Encryption might also be described as “data jumbling” because that’s how it works. Behind the shiny veneer of your operating system, all the data on your computer actually consists of 1’s and 0’s. This basic form of data, known as binary code, is the very basis of all computer science. The code acts as a set of instructions that tell the computer what to do…so, what happens when you mix all those numbers into a jumbled mess?

The answer is simple: You get a computer that won’t boot up or do anything. Now, here’s the clever part: The computer can only decrypt (i.e., reconstruct) the data by using an encryption key. However, that encryption key is not stored anywhere on the computer. Instead, it is generated from the password. That means your computer is simply not capable of accessing that information without your password.

There are three ways in which you can deploy network encryption. First, you should be using a browser add-on called “HTTPS Everywhere.” It will take advantage of the internet’s native encryption protocols, using them wherever possible. Second, you should acquire a good VPN service. A VPN uses encryption like a wall and uses those walls to create a “tunnel” between you and the rest of the internet.

For a third option, you should use an encrypted email service (Protonmail is a popular one). This will add an extra layer of protection to your emails, and we have already seen that emails are a common route of attack. As long as you don’t give anyone your password, and as long as your password is strong, these encryptions are very unlikely to be cracked. You can also do full-disk encryption on machines that contain sensitive data (Encrypting the whole hard drive), as this is very effective against physical intrusion.

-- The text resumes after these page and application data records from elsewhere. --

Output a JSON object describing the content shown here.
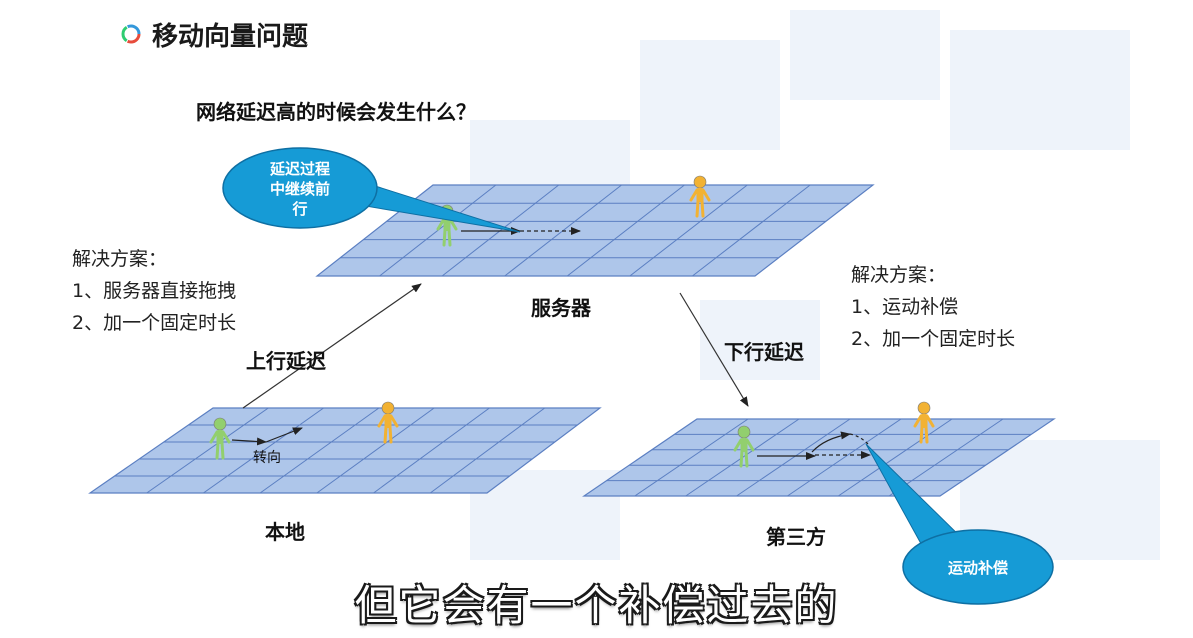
{
  "slide": {
    "title": "移动向量问题",
    "question": "网络延迟高的时候会发生什么？"
  },
  "planes": {
    "server": {
      "label": "服务器"
    },
    "local": {
      "label": "本地"
    },
    "third": {
      "label": "第三方"
    }
  },
  "arrows": {
    "uplink": "上行延迟",
    "downlink": "下行延迟",
    "turn": "转向"
  },
  "callouts": {
    "server_delay": {
      "lines": [
        "延迟过程",
        "中继续前",
        "行"
      ]
    },
    "compensation": {
      "text": "运动补偿"
    }
  },
  "solutions": {
    "left": {
      "heading": "解决方案：",
      "items": [
        "1、服务器直接拖拽",
        "2、加一个固定时长"
      ]
    },
    "right": {
      "heading": "解决方案：",
      "items": [
        "1、运动补偿",
        "2、加一个固定时长"
      ]
    }
  },
  "subtitle": "但它会有一个补偿过去的",
  "colors": {
    "grid_fill": "#aec6ea",
    "grid_line": "#5b7fc2",
    "callout": "#169bd6",
    "green_figure": "#92cf6e",
    "yellow_figure": "#f2b233"
  }
}
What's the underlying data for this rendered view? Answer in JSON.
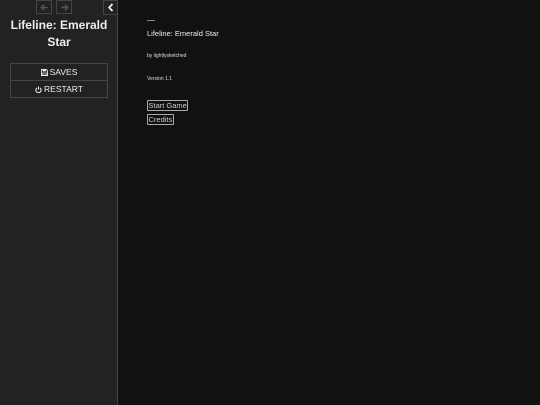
{
  "sidebar": {
    "history_back_icon": "arrow-left-icon",
    "history_forward_icon": "arrow-right-icon",
    "toggle_icon": "chevron-left-icon",
    "story_title": "Lifeline: Emerald Star",
    "menu": {
      "saves_label": "SAVES",
      "saves_icon": "floppy-disk-icon",
      "restart_label": "RESTART",
      "restart_icon": "power-icon"
    }
  },
  "passage": {
    "title": "Lifeline: Emerald Star",
    "byline": "by lightlysketched",
    "version": "Version 1.1",
    "links": {
      "start": "Start Game",
      "credits": "Credits"
    }
  },
  "colors": {
    "page_background": "#111111",
    "sidebar_background": "#222222",
    "border": "#444444",
    "text": "#eeeeee"
  }
}
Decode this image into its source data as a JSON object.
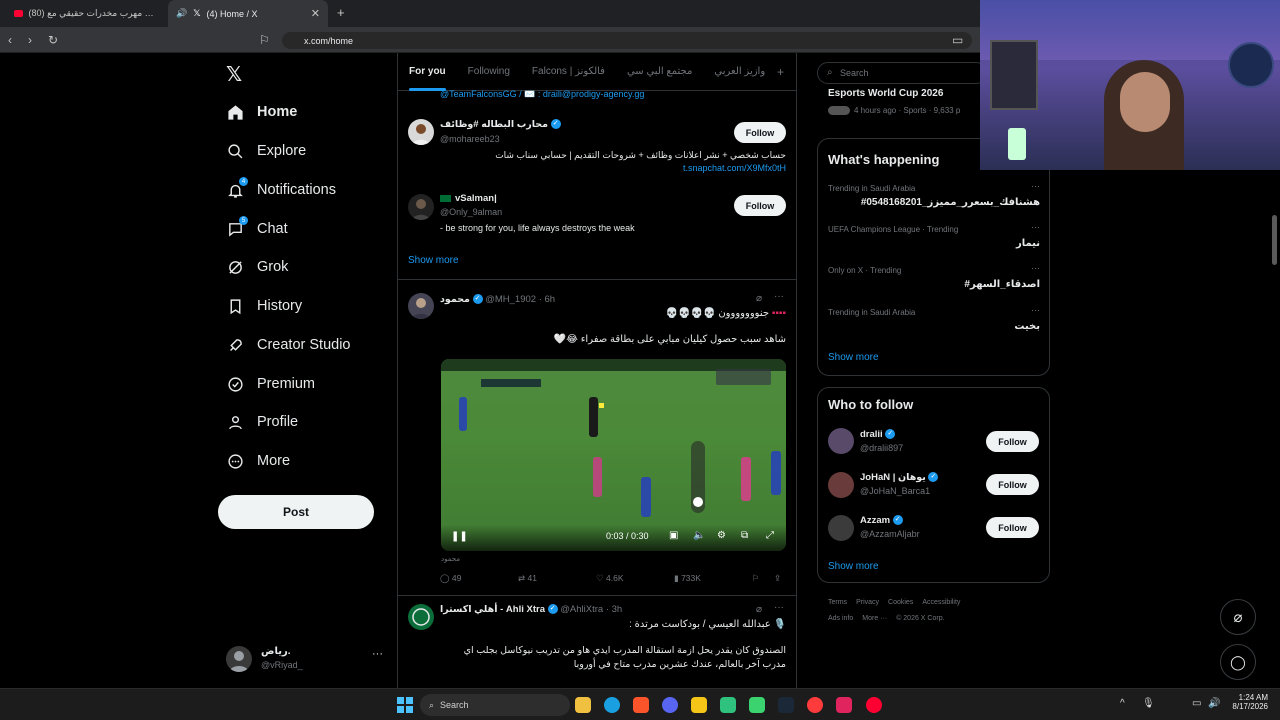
{
  "browser": {
    "tabs": [
      {
        "title": "(80) داهمت مهرب مخدرات حقيقي مع ..."
      },
      {
        "title": "(4) Home / X"
      }
    ],
    "url": "x.com/home"
  },
  "sidebar": {
    "items": [
      {
        "label": "Home"
      },
      {
        "label": "Explore"
      },
      {
        "label": "Notifications",
        "badge": "4"
      },
      {
        "label": "Chat",
        "badge": "5"
      },
      {
        "label": "Grok"
      },
      {
        "label": "History"
      },
      {
        "label": "Creator Studio"
      },
      {
        "label": "Premium"
      },
      {
        "label": "Profile"
      },
      {
        "label": "More"
      }
    ],
    "post_label": "Post",
    "account": {
      "name": "رياض.",
      "handle": "@vRiyad_"
    }
  },
  "feed": {
    "tabs": [
      "For you",
      "Following",
      "Falcons | فالكونز",
      "مجتمع البي سي",
      "وازيز العربي"
    ],
    "partial_line": "@TeamFalconsGG / ✉️ : draili@prodigy-agency.gg",
    "suggestions": [
      {
        "name": "محارب البطاله #وظائف",
        "handle": "@mohareeb23",
        "bio": "حساب شخصي + نشر اعلانات وظائف + شروحات التقديم | حسابي سناب شات",
        "link": "t.snapchat.com/X9Mfx0tH",
        "follow_label": "Follow"
      },
      {
        "name": "vSalman|",
        "handle": "@Only_9alman",
        "bio": "- be strong for you, life always destroys the weak",
        "follow_label": "Follow"
      }
    ],
    "show_more": "Show more",
    "tweet1": {
      "name": "محمود",
      "handle": "@MH_1902",
      "time": "6h",
      "line1": "جنووووووون 💀💀💀💀",
      "line2": "شاهد سبب حصول كيليان مبابي على بطاقة صفراء 😂🤍",
      "video_time": "0:03 / 0:30",
      "source": "محمود",
      "replies": "49",
      "reposts": "41",
      "likes": "4.6K",
      "views": "733K"
    },
    "tweet2": {
      "name": "أهلي اكسترا - Ahli Xtra",
      "handle": "@AhliXtra",
      "time": "3h",
      "line1": "🎙️ عبدالله العيسي / بودكاست مرتدة :",
      "line2": "الصندوق كان يقدر يحل ازمة استقالة المدرب ايدي هاو من تدريب نيوكاسل بجلب اي",
      "line3": "مدرب آخر بالعالم، عندك عشرين مدرب متاح في أوروبا"
    }
  },
  "right": {
    "search_placeholder": "Search",
    "event": {
      "title": "Esports World Cup 2026",
      "meta": "4 hours ago · Sports · 9,633 p"
    },
    "happening_title": "What's happening",
    "trends": [
      {
        "meta": "Trending in Saudi Arabia",
        "topic": "#هشنافك_بسعرر_مميزز_0548168201"
      },
      {
        "meta": "UEFA Champions League · Trending",
        "topic": "نيمار"
      },
      {
        "meta": "Only on X · Trending",
        "topic": "#اصدقاء_السهر"
      },
      {
        "meta": "Trending in Saudi Arabia",
        "topic": "بخيت"
      }
    ],
    "show_more": "Show more",
    "wtf_title": "Who to follow",
    "who_to_follow": [
      {
        "name": "dralii",
        "handle": "@dralii897",
        "follow_label": "Follow"
      },
      {
        "name": "JoHaN | يوهان",
        "handle": "@JoHaN_Barca1",
        "follow_label": "Follow"
      },
      {
        "name": "Azzam",
        "handle": "@AzzamAljabr",
        "follow_label": "Follow"
      }
    ],
    "wtf_show_more": "Show more",
    "footer": {
      "line1": [
        "Terms",
        "Privacy",
        "Cookies",
        "Accessibility"
      ],
      "line2": [
        "Ads info",
        "More ···",
        "© 2026 X Corp."
      ]
    }
  },
  "taskbar": {
    "search_label": "Search",
    "time": "1:24 AM",
    "date": "8/17/2026"
  },
  "colors": {
    "accent": "#1d9bf0",
    "background": "#000000",
    "border": "#2f3336"
  }
}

Harden Your Router

Once your computers are protected, you need to think about other avenues of attack. One of these is your router, which acts as a gateway between you and the rest of the internet. Thus, if someone can infect the gateway, they don’t even need to hack your personal machine. At the very least, they will be able to learn more about your setup and plan their attack more precisely.

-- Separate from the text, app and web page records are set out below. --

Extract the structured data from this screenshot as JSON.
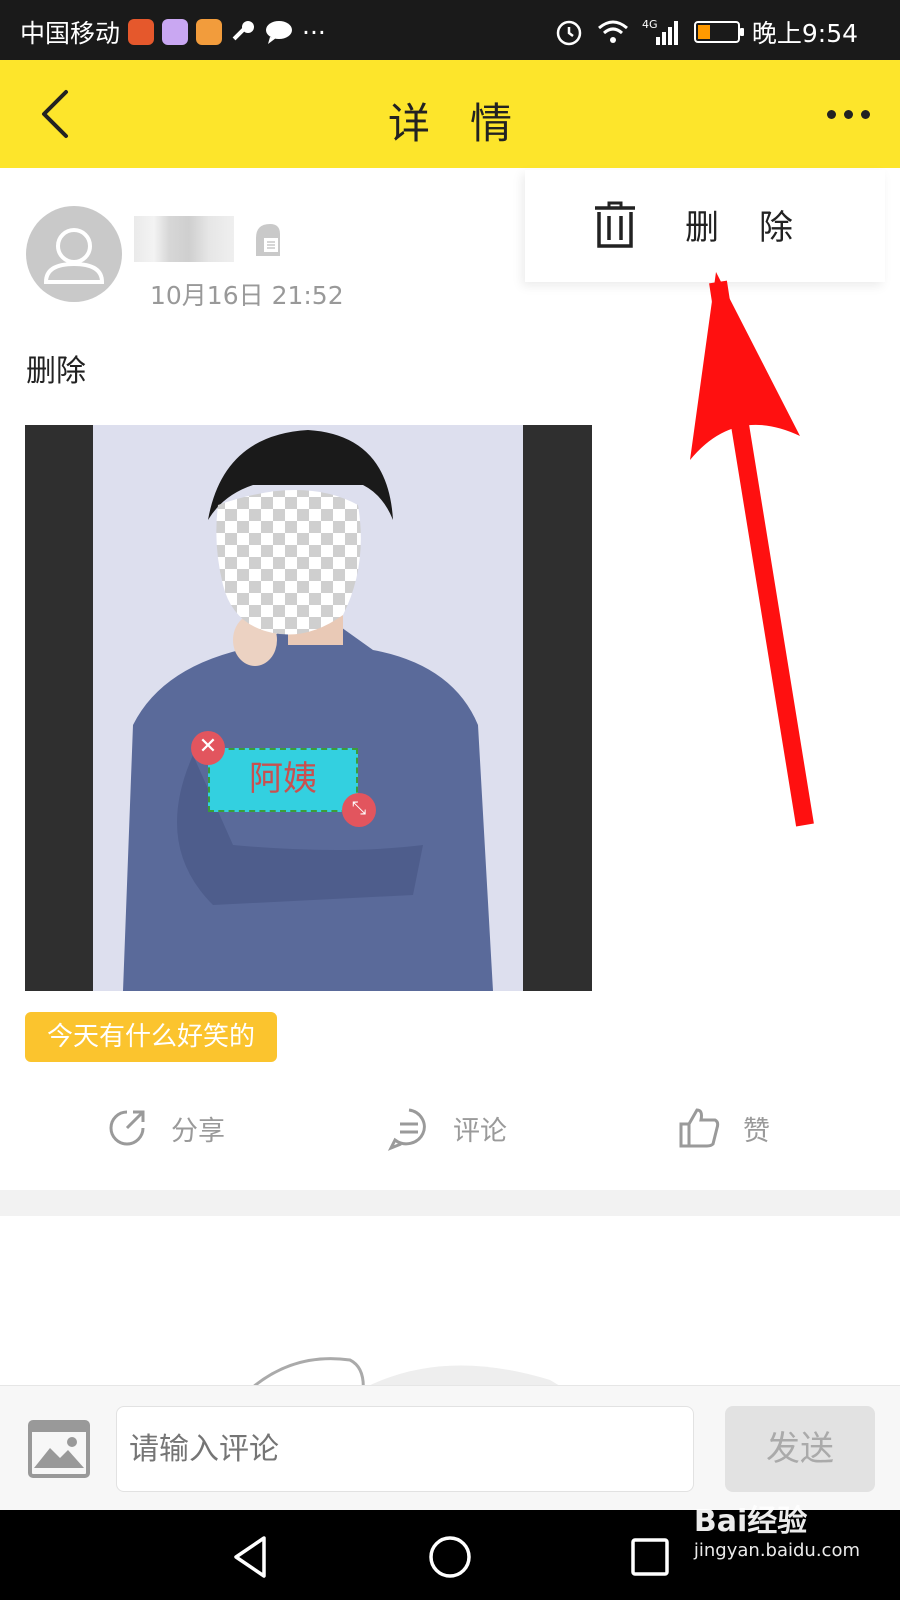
{
  "status_bar": {
    "carrier": "中国移动",
    "time": "晚上9:54",
    "network": "4G",
    "more": "···"
  },
  "header": {
    "title": "详情"
  },
  "popup_menu": {
    "delete_label": "删除"
  },
  "post": {
    "timestamp": "10月16日 21:52",
    "text": "删除",
    "sticker_text": "阿姨",
    "topic_tag": "今天有什么好笑的"
  },
  "actions": {
    "share": "分享",
    "comment": "评论",
    "like": "赞"
  },
  "comment_bar": {
    "placeholder": "请输入评论",
    "send": "发送"
  },
  "watermark": {
    "brand": "Bai经验",
    "url": "jingyan.baidu.com"
  },
  "colors": {
    "header_bg": "#fde52b",
    "tag_bg": "#fbc42e",
    "annotation_arrow": "#ff0000"
  }
}
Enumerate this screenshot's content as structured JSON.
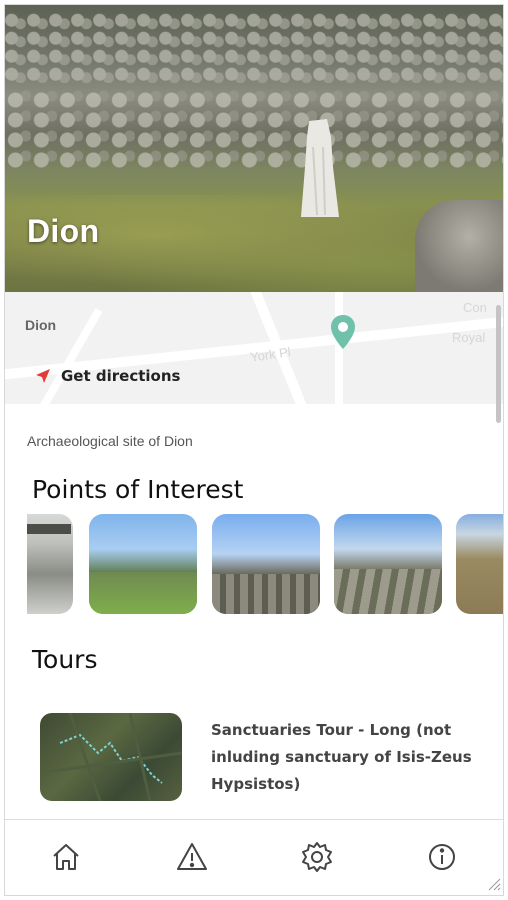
{
  "place": {
    "title": "Dion",
    "map_label": "Dion",
    "directions_label": "Get directions",
    "description": "Archaeological site of Dion"
  },
  "map": {
    "faint_labels": [
      "York Pl",
      "Royal",
      "Con"
    ]
  },
  "sections": {
    "poi_title": "Points of Interest",
    "tours_title": "Tours"
  },
  "tours": [
    {
      "title": "Sanctuaries Tour - Long (not inluding sanctuary of Isis-Zeus Hypsistos)"
    }
  ],
  "nav": {
    "items": [
      {
        "icon": "home-icon"
      },
      {
        "icon": "warning-icon"
      },
      {
        "icon": "gear-icon"
      },
      {
        "icon": "info-icon"
      }
    ]
  },
  "colors": {
    "pin": "#6fc1a9",
    "directions_arrow": "#e53935",
    "text": "#222222"
  }
}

All networks have an SSID (service set identifier), which basically functions like a username. Most of the time, your router will already have an SSID from the manufacturer, so you want to change that immediately. This will make it so that an intruder is not able to figure out the make and model of your router. You might also need to update the router’s firmware, and that isn’t always an easy task.

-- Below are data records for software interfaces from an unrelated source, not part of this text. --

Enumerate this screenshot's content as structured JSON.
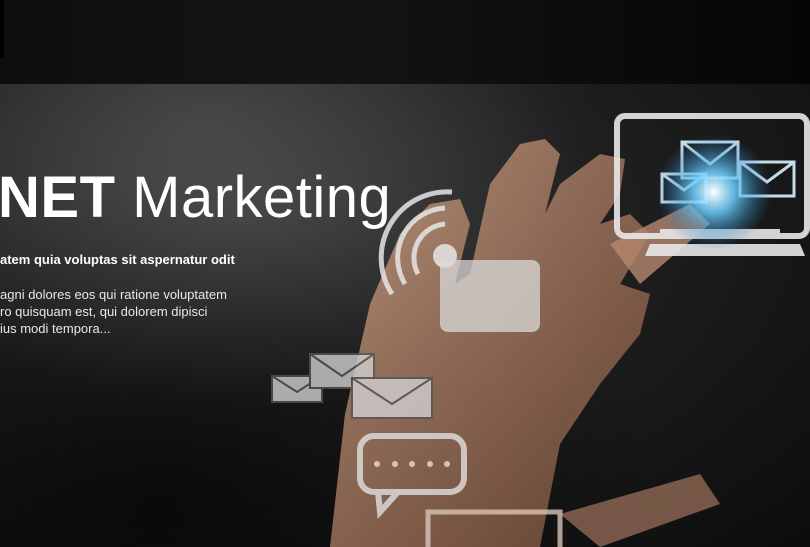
{
  "hero": {
    "title_bold": "NET",
    "title_light": "Marketing",
    "subtitle": "atem quia voluptas sit aspernatur odit",
    "description_lines": [
      "agni dolores eos qui ratione voluptatem",
      "ro quisquam est, qui dolorem dipisci",
      "ius modi tempora..."
    ]
  },
  "icons": [
    "wifi-icon",
    "mail-icon",
    "chat-bubble-icon",
    "monitor-icon"
  ],
  "colors": {
    "glow": "#6fd0ff",
    "background": "#1a1a1a",
    "text": "#ffffff"
  }
}
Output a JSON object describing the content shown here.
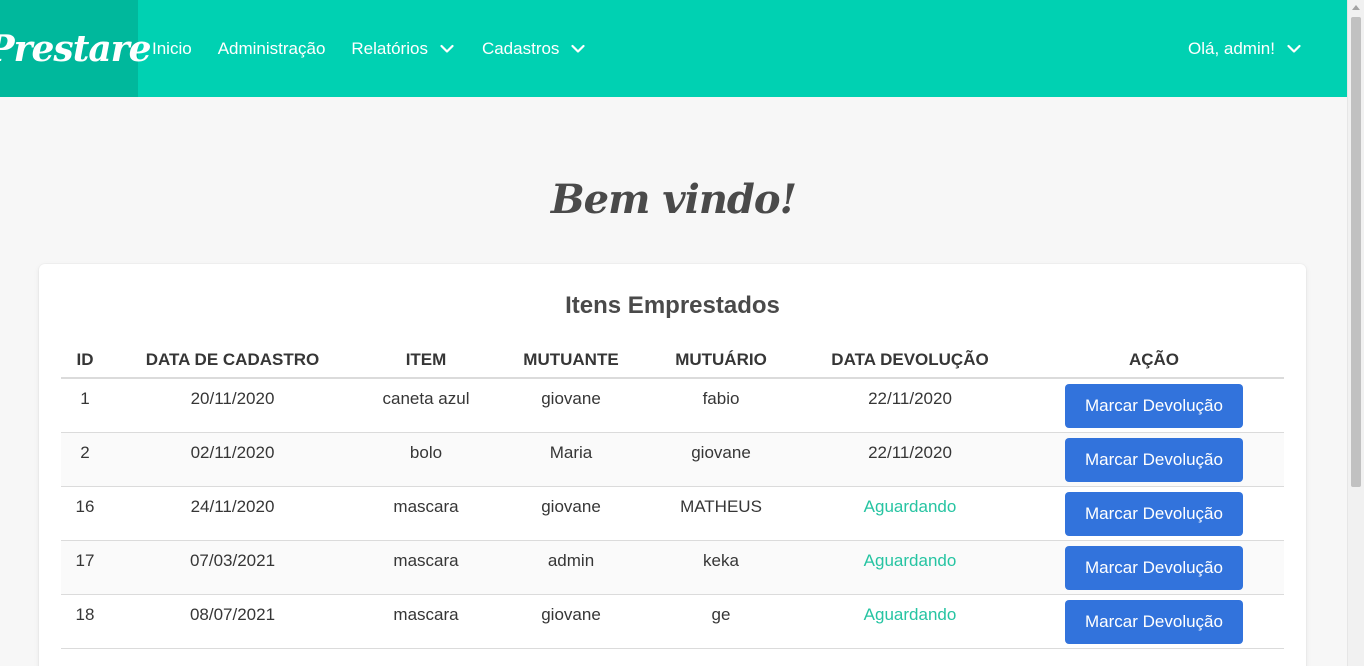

Use Multi-Factor Authentication Wherever Possible

Although this one isn’t all that effective, it is another layer of security that can prevent an intruder from gaining illicit access. In case you aren’t familiar with the term, this is an identification process that requires you to confirm your identity in more than one way. For instance, you might use email verification combined with phone verification. Temporary access codes are sent to your email address and/or phone number so that the user can verify receipt of those messages.

That authentication process might be a little bit annoying, but it is absolutely necessary. Without it, most accounts can be hacked by using a simple trick. Here’s how it works: They start by finding out your username. Once they have that, they can go to a login page and request a password reset. The system will not know that they are an illegitimate user. If they are then able to gain access to your email account, they will be able to reset your passwords and gain access to every account you have.

Conclusion

When it comes to protecting your business emails, you can and should go to extremes. Email hacking represents the single easiest way for your company to suffer a data breach, and we could give you examples of that fact all day long. However, one simple internet search will be enough to show you just how many unfortunate companies have fallen prey to these scams. Still, we hope that you will not be one of them. If you follow the advice given in this article, you will be harder to hack than 90+% of the world’s population, so read well and learn well. If you need any further information, you can contact PCH Technologies at (856) 754-7500.